*WORK TO COMPLETE*.
Pull each line containing "this" from the data.

*App and web page records*.

%%

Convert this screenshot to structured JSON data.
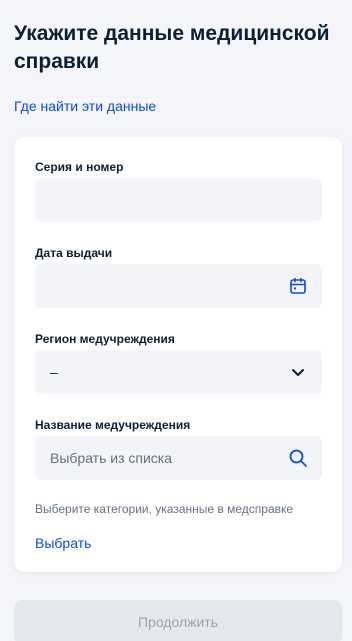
{
  "header": {
    "title": "Укажите данные медицинской справки",
    "help_link": "Где найти эти данные"
  },
  "form": {
    "series_number": {
      "label": "Серия и номер",
      "value": ""
    },
    "issue_date": {
      "label": "Дата выдачи",
      "value": "",
      "icon": "calendar-icon"
    },
    "region": {
      "label": "Регион медучреждения",
      "value": "–",
      "icon": "chevron-down-icon"
    },
    "institution": {
      "label": "Название медучреждения",
      "placeholder": "Выбрать из списка",
      "icon": "search-icon"
    },
    "categories_hint": "Выберите категории, указанные в медсправке",
    "choose_link": "Выбрать"
  },
  "footer": {
    "continue_label": "Продолжить"
  },
  "colors": {
    "accent": "#0d4cd3",
    "text": "#0b1f33",
    "muted": "#66727f",
    "field_bg": "#f2f4f7",
    "disabled_bg": "#e4e8ee"
  }
}
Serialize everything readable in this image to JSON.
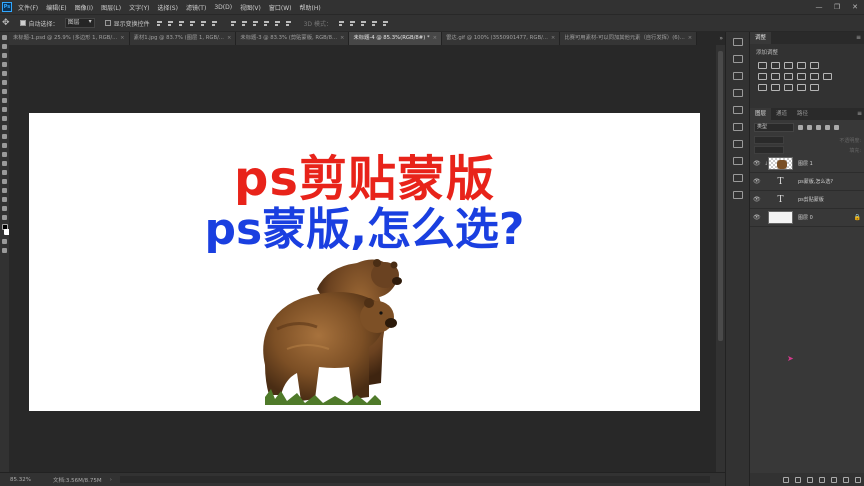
{
  "app": {
    "logo_text": "Ps",
    "menu": [
      "文件(F)",
      "编辑(E)",
      "图像(I)",
      "图层(L)",
      "文字(Y)",
      "选择(S)",
      "滤镜(T)",
      "3D(D)",
      "视图(V)",
      "窗口(W)",
      "帮助(H)"
    ],
    "window_controls": [
      "—",
      "❐",
      "✕"
    ]
  },
  "options": {
    "auto_select_label": "自动选择：",
    "auto_select_value": "图层",
    "show_transform_label": "显示变换控件",
    "mode3d_label": "3D 模式："
  },
  "tabs": [
    {
      "label": "未标题-1.psd @ 25.9% (多边形 1, RGB/...",
      "active": false
    },
    {
      "label": "素材1.jpg @ 83.7% (图层 1, RGB/...",
      "active": false
    },
    {
      "label": "未标题-3 @ 83.3% (剪贴蒙版, RGB/8...",
      "active": false
    },
    {
      "label": "未标题-4 @ 85.3%(RGB/8#) *",
      "active": true
    },
    {
      "label": "雷达.gif @ 100% (3550901477, RGB/...",
      "active": false
    },
    {
      "label": "比赛可用素材-可以同加其他元素（自行发挥）(6)...",
      "active": false
    }
  ],
  "canvas": {
    "title_line1": "ps剪贴蒙版",
    "title_line2": "ps蒙版,怎么选?",
    "title1_color": "#e8231a",
    "title2_color": "#1a3fe0"
  },
  "status": {
    "zoom": "85.32%",
    "doc": "文档:3.56M/8.75M",
    "arrow": "›"
  },
  "adjustments": {
    "tab": "调整",
    "add_label": "添加调整"
  },
  "layers_panel": {
    "tabs": [
      "图层",
      "通道",
      "路径"
    ],
    "filter_kind": "类型",
    "opacity_label": "不透明度:",
    "fill_label": "填充:",
    "layers": [
      {
        "name": "图层 1",
        "type": "image",
        "clipped": true,
        "selected": false
      },
      {
        "name": "ps蒙版,怎么选?",
        "type": "text",
        "selected": false
      },
      {
        "name": "ps剪贴蒙版",
        "type": "text",
        "selected": false
      },
      {
        "name": "图层 0",
        "type": "fill",
        "selected": false,
        "locked": true
      }
    ]
  }
}
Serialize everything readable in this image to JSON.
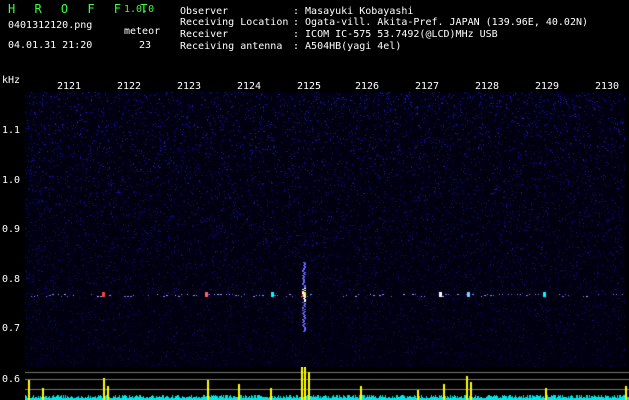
{
  "app": {
    "name": "H R O F F T",
    "version": "1.0.0"
  },
  "file": {
    "name": "0401312120.png",
    "timestamp": "04.01.31 21:20"
  },
  "meteor": {
    "label": "meteor",
    "count": "23"
  },
  "info": [
    {
      "label": "Observer",
      "value": ": Masayuki Kobayashi"
    },
    {
      "label": "Receiving Location",
      "value": ": Ogata-vill. Akita-Pref. JAPAN (139.96E, 40.02N)"
    },
    {
      "label": "Receiver",
      "value": ": ICOM IC-575 53.7492(@LCD)MHz USB"
    },
    {
      "label": "Receiving antenna",
      "value": ": A504HB(yagi 4el)"
    }
  ],
  "x_axis": {
    "ticks": [
      "2121",
      "2122",
      "2123",
      "2124",
      "2125",
      "2126",
      "2127",
      "2128",
      "2129",
      "2130"
    ]
  },
  "y_axis": {
    "unit": "kHz",
    "ticks": [
      "1.1",
      "1.0",
      "0.9",
      "0.8",
      "0.7",
      "0.6"
    ]
  },
  "colors": {
    "title_green": "#3cff3c",
    "background": "#000000",
    "noise": "#1a1aff",
    "trace_yellow": "#ffff00",
    "trace_cyan": "#00ffff"
  }
}
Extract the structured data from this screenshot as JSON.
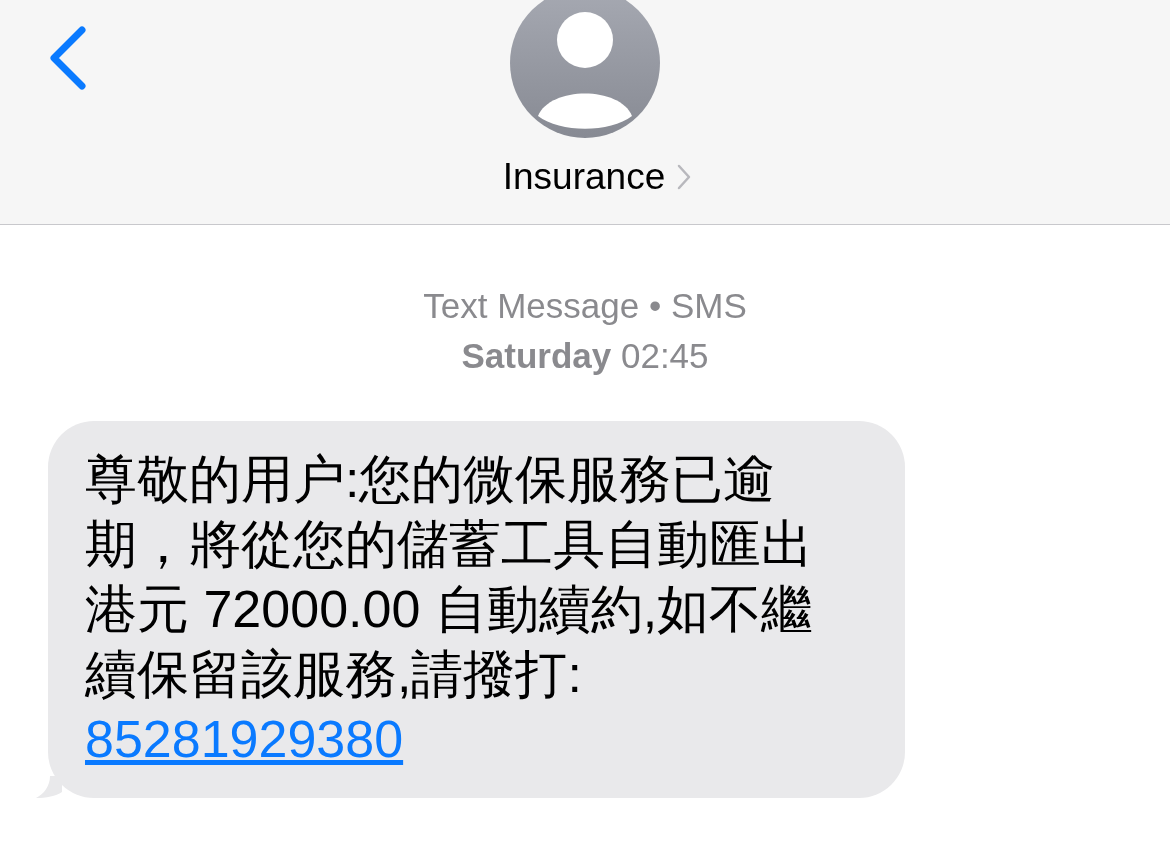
{
  "header": {
    "contact_name": "Insurance"
  },
  "conversation": {
    "service": "Text Message • SMS",
    "timestamp": "**Saturday** 02:45"
  },
  "messages": [
    {
      "kind": "incoming",
      "text": "尊敬的用户:您的微保服務已逾期，將從您的儲蓄工具自動匯出港元 72000.00 自動續約,如不繼續保留該服務,請撥打:",
      "link": "85281929380"
    }
  ]
}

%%

*WRITTEN SOLUTION*.
Convert this screenshot to structured JSON data.
Serialize everything readable in this image to JSON.
Serialize everything readable in this image to JSON.
Extract the structured data from this screenshot as JSON.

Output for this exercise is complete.